The film's screenplay, by Todd Jones and Earl Richey Jones, certainly doesn't do the cast any favors, as it places the emphasis on comedic set pieces that just aren't funny. Worse that that, the majority of them come off as sloppy; it's as though director Christopher Erkin just assumed we'd be too busy laughing to take notice of such amateurishness. There's a great example of this towards the beginning of the film, in a sequence featuring Nate and D.J. arguing over whose music to listen to in the car. Both characters eventually take to throwing discs out the window, and neither seems terribly upset about it. Only in a film as terminally stupid as Johnson Family Vacation would characters behave this way (ie in a manner dictated by the plot), making it impossible to connect to any of these people.

At the core of any good comedy are characters that are likable and easy to relate to, something that's sorely lacking in Johnson Family Vacation. The whole thing seems to be an excuse for Cedric the Entertainer to do his thing, and unless you're willing to go with it, it's highly unlikely the film will come off as anything but an interminable 96 minutes.

out of

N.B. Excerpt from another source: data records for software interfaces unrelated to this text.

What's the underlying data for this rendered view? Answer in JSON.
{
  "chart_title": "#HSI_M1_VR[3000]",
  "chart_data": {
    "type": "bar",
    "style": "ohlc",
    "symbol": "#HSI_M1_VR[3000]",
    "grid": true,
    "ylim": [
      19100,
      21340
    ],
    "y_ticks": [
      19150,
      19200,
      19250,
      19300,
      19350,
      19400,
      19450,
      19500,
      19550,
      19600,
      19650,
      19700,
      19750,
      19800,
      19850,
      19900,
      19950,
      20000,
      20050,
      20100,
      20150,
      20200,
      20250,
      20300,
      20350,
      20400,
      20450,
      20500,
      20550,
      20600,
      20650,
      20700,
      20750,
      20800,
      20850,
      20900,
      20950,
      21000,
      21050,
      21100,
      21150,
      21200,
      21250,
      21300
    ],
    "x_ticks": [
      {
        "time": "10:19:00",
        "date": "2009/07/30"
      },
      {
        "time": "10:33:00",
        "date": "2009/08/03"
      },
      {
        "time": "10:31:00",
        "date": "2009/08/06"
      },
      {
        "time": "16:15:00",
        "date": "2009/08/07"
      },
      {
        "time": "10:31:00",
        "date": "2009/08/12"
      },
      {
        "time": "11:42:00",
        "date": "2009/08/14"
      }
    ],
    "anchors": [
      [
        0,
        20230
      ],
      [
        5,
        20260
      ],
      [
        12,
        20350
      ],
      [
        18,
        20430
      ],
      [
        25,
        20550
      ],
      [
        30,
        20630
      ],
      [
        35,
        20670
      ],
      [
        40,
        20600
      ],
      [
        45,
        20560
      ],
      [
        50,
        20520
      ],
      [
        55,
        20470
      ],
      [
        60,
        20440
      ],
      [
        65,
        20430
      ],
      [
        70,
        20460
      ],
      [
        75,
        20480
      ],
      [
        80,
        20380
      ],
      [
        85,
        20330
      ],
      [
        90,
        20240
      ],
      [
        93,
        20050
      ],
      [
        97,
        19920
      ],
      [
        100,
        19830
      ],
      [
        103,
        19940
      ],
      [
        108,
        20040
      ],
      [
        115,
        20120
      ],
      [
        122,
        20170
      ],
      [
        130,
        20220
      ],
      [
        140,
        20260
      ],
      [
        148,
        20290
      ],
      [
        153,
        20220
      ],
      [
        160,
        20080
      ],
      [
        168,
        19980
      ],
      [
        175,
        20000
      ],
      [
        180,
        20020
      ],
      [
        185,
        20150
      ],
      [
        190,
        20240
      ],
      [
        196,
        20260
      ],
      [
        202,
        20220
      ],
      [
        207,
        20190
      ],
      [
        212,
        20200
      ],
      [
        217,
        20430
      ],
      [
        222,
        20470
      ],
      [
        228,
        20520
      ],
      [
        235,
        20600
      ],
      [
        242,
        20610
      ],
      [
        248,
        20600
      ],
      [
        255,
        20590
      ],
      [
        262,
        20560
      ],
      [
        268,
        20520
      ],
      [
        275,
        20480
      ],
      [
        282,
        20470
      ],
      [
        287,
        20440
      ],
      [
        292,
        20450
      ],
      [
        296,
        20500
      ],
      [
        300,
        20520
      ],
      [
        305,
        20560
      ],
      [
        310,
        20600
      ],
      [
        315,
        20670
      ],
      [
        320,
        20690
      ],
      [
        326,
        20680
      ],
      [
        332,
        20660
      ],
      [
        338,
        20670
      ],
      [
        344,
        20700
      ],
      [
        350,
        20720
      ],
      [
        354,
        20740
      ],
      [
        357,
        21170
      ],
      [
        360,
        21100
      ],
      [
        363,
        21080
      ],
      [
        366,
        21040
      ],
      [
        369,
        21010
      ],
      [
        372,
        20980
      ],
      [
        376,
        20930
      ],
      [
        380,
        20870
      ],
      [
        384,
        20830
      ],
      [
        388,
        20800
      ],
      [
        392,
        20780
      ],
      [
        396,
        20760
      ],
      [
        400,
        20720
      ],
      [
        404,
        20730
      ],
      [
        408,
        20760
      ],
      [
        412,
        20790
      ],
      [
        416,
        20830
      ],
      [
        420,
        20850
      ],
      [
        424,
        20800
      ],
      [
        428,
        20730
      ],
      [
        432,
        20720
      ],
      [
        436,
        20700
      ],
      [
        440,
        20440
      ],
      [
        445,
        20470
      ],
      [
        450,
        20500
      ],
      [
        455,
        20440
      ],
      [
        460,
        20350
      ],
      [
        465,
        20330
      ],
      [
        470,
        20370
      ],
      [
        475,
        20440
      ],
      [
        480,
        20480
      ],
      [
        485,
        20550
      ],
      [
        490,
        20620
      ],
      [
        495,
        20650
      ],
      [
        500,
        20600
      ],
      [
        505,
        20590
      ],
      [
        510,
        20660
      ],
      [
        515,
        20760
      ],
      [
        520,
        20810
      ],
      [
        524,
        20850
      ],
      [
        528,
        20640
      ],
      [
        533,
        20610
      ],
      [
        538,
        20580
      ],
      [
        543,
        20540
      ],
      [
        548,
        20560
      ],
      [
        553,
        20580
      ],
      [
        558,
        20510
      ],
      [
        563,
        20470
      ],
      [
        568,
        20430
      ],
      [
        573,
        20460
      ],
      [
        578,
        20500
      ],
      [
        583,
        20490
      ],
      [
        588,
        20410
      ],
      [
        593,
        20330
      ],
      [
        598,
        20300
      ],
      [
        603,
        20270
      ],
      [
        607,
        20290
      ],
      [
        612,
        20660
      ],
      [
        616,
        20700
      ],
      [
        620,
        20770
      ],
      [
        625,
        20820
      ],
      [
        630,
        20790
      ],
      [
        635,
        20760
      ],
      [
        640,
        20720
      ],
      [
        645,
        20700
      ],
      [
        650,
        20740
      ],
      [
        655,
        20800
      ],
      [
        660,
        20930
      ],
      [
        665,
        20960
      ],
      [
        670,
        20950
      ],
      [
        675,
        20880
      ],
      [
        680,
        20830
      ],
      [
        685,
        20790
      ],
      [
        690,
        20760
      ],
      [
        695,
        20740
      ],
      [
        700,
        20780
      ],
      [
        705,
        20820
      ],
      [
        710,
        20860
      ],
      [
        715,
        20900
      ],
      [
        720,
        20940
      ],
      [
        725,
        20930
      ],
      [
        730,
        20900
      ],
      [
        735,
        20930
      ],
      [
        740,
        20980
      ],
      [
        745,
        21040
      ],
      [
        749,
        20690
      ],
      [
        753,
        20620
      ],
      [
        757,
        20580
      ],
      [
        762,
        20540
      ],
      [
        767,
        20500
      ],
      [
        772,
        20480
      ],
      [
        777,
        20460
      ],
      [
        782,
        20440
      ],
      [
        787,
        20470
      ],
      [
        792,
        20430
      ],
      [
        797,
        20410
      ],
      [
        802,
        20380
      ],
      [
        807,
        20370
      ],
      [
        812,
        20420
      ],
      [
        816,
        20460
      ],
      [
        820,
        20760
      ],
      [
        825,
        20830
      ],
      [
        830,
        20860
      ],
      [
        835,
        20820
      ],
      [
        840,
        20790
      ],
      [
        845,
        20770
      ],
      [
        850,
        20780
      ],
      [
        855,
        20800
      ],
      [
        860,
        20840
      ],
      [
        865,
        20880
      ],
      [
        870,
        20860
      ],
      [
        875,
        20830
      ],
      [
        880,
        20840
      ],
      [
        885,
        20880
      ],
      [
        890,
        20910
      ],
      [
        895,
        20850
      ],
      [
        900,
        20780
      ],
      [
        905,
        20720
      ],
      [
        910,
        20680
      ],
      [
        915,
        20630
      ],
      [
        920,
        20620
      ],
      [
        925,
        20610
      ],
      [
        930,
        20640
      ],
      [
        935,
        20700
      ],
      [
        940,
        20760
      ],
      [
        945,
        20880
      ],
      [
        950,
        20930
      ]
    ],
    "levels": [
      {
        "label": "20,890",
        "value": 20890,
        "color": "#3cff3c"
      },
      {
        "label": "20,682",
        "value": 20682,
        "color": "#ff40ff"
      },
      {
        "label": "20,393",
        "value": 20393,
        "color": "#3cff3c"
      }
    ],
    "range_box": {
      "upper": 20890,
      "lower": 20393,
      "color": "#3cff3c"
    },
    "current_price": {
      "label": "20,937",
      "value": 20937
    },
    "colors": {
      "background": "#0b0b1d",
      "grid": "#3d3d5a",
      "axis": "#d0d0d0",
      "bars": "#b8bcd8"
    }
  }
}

About the DVD: Twentieth Century Fox Home Entertainment presents Johnson Family Vacation with an admittedly stellar transfer, and a host of bonus features. The disc includes two commentary tracks, almost 30 minutes worth of deleted scenes, and a short featurette on the making of the film. This package will undoubtedly thrill fans of the movie.
© David Nusair